Citing the North American Free Trade Agreement as catalyst for Mexico’s development into a growing world power and a strengthened relationship with the United States, a Mexican diplomat skeptically assessed Trump’s pledge to withdraw from the trade agreement in a UN Initiative meeting with NYU students.
“NAFTA is, by far, the most successful trade instrument in the world,” said Juan José Gómez Camacho, Mexico’s permanent representative in the EU. “We are so interdependent that by withdrawing, you not only hurt Mexico, but the U.S. hurts itself,” he said, referencing the idea of an interconnected North American future.
Speaking with Model UN Members on Monday night, Camacho discussed Mexico’s development in the recent decades since Congress signed NAFTA in 1994 and stuck steadily to a theme of global interconnectedness.
Conspicuously absent during Camacho’s initial address, however, was any mention of president elect Donald Trump. Though directly asked about the implications of a Trump presidency on US-Mexico foreign relationships twice, the ambassador skirted the issue, offering little insight into Mexico’s perspective on the election.
Instead, Comacho stressed the long history between the two countries and the mutually dependent manufacturing economies enabled by NAFTA. He also avoided a question about the future of Mexico’s foreign policy agenda. Launching into a spiel on the US-Mexico relationship as unlike any other in the world, Camacho waxed poetic on the countries’ shared reality, history, and future.

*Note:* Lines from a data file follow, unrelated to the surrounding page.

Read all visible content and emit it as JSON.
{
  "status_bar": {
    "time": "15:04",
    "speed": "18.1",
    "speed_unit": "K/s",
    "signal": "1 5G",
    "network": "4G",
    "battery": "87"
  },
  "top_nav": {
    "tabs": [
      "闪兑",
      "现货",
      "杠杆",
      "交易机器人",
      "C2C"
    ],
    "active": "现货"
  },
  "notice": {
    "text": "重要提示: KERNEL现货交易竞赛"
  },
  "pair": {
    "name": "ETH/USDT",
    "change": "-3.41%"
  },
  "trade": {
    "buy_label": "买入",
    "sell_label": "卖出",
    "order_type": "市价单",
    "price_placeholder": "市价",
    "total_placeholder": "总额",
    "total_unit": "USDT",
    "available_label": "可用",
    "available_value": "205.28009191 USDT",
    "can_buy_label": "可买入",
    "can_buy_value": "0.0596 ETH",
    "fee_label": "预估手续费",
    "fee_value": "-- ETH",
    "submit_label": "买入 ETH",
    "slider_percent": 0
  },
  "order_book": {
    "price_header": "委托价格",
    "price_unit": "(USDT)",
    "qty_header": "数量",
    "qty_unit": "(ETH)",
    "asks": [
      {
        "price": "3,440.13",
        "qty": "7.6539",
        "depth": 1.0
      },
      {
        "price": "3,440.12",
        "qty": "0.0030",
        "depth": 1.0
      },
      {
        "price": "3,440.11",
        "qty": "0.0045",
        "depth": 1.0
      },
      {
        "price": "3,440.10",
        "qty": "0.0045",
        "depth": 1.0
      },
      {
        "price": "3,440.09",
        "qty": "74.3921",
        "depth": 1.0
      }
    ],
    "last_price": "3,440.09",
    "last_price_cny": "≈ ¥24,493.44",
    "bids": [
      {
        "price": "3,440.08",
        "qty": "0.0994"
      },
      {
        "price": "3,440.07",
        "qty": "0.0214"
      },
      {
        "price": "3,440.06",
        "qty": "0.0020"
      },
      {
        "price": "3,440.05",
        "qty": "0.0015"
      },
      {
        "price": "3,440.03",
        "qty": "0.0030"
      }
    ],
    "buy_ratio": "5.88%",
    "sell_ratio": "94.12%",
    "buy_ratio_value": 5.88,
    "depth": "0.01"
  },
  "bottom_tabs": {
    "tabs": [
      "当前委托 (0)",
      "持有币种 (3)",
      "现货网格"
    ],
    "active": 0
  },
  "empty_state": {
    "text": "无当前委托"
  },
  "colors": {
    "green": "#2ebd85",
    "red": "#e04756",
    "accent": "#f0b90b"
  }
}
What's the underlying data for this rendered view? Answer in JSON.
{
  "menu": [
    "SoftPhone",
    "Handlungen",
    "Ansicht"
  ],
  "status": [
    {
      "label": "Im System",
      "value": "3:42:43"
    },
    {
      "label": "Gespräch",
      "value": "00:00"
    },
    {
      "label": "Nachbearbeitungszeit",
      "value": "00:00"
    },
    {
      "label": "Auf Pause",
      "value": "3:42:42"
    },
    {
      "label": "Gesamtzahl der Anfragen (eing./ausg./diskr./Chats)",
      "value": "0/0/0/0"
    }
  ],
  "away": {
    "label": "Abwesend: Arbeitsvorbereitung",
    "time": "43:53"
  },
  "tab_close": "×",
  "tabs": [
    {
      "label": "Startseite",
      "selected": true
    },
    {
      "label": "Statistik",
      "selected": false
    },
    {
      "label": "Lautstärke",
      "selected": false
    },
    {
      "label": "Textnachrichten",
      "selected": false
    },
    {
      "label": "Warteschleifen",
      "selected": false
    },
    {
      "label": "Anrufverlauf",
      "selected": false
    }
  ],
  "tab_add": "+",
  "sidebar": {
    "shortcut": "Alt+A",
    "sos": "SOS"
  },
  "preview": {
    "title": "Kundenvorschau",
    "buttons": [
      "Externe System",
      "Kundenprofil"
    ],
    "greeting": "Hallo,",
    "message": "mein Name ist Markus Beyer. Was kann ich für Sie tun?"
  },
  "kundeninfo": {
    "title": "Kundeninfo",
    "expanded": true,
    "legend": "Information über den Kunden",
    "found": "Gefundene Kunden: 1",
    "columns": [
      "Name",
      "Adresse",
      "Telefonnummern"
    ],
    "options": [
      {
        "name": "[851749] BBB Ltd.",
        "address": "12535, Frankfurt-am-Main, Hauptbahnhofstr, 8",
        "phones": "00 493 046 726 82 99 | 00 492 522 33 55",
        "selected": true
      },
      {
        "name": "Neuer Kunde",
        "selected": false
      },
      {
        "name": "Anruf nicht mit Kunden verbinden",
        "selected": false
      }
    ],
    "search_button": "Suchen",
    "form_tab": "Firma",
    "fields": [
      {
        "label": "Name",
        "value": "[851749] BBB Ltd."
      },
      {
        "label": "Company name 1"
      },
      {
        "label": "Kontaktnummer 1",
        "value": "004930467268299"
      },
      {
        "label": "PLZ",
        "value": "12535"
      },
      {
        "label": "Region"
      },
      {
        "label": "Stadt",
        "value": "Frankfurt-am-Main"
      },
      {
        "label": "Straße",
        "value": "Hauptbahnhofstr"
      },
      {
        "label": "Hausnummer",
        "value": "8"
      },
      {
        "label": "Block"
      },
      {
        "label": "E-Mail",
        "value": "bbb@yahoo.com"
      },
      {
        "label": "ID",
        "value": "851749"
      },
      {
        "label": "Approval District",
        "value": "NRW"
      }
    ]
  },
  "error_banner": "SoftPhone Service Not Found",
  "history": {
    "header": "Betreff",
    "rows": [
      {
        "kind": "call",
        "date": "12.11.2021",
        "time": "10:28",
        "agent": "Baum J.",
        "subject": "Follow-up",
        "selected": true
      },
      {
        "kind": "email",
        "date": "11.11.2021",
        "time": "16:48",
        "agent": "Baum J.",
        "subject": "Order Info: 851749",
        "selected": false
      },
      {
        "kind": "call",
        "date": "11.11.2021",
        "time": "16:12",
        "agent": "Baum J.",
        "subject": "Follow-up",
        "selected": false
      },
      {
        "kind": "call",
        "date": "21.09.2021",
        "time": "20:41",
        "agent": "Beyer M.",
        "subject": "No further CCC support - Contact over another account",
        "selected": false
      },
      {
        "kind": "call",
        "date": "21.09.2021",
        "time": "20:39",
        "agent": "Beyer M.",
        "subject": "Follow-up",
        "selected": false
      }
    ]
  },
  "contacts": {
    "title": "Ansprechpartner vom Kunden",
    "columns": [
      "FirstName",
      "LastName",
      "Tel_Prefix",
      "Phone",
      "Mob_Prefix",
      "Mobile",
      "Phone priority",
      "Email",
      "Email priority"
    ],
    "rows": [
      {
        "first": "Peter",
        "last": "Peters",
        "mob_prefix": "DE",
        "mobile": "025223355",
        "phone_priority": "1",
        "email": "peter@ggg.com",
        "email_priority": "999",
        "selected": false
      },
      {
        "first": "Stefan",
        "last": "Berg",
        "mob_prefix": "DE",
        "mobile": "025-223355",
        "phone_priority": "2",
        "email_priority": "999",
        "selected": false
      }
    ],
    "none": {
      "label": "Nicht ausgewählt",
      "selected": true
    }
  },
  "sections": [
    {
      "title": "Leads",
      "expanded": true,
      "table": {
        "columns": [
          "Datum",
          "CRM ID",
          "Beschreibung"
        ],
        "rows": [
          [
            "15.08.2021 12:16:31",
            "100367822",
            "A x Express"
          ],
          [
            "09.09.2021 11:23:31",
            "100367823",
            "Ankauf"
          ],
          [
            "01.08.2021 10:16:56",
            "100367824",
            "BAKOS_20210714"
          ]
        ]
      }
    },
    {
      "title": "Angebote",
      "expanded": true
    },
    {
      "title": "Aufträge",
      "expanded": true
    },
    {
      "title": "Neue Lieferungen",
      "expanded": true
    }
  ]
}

Responding to an inquiry from one audience member on the next step in addressing the war on drugs, however, Juan Gómez Camacho also acknowledged the dangerous side affects of two countries’ tight relationship.
“I know Mexico has had some very serious problems with drugs,” said NYU student Xan Northcott. “Whereas in American it is now the case where the majority of the population lives in a place where marijuana is legalized.”
The Mexican ambassador painted Mexico as a geographical funnel through which multinational criminal organizations moved. He drew a picture of supply chains spanning countries and continents, drugs flowing North while weapons and money returned South. Making sure to note that the U.S. accounts for the consumption of 50 percent of all global cocaine production, Camacho pinpointed U.S. demand as the driving force in the illegal drug market
“It’s a transnational movement conducted by transnational criminal organizations that operate like multinational enterprises, but illegal,” he said.